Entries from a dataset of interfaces
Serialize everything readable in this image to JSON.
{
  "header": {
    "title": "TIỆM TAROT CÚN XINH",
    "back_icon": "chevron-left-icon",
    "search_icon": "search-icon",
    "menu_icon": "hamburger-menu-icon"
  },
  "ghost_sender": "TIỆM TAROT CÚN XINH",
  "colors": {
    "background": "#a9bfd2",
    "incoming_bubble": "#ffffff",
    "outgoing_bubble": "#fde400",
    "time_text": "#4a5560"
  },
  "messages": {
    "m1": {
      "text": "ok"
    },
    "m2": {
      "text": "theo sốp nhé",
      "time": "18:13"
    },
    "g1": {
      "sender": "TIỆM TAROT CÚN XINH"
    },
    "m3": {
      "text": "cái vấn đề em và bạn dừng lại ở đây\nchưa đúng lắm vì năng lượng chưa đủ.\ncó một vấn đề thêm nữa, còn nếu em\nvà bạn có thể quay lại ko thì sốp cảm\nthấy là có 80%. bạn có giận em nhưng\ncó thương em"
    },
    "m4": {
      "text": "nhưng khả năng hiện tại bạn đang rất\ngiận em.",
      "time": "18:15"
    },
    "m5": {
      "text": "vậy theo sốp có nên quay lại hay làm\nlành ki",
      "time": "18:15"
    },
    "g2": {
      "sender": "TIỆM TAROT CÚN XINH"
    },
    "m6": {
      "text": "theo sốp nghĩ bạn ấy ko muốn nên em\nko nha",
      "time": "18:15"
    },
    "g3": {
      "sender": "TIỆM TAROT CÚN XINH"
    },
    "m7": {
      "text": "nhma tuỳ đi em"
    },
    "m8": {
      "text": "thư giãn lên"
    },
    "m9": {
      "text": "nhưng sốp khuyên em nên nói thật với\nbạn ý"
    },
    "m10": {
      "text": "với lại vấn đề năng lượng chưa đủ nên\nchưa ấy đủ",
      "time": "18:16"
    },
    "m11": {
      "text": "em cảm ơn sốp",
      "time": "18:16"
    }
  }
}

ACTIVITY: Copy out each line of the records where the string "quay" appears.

FINISHED TASK:
      "text": "cái vấn đề em và bạn dừng lại ở đây\nchưa đúng lắm vì năng lượng chưa đủ.\ncó một vấn đề thêm nữa, còn nếu em\nvà bạn có thể quay lại ko thì sốp cảm\nthấy là có 80%. bạn có giận em nhưng\ncó thương em"
      "text": "vậy theo sốp có nên quay lại hay làm\nlành ki",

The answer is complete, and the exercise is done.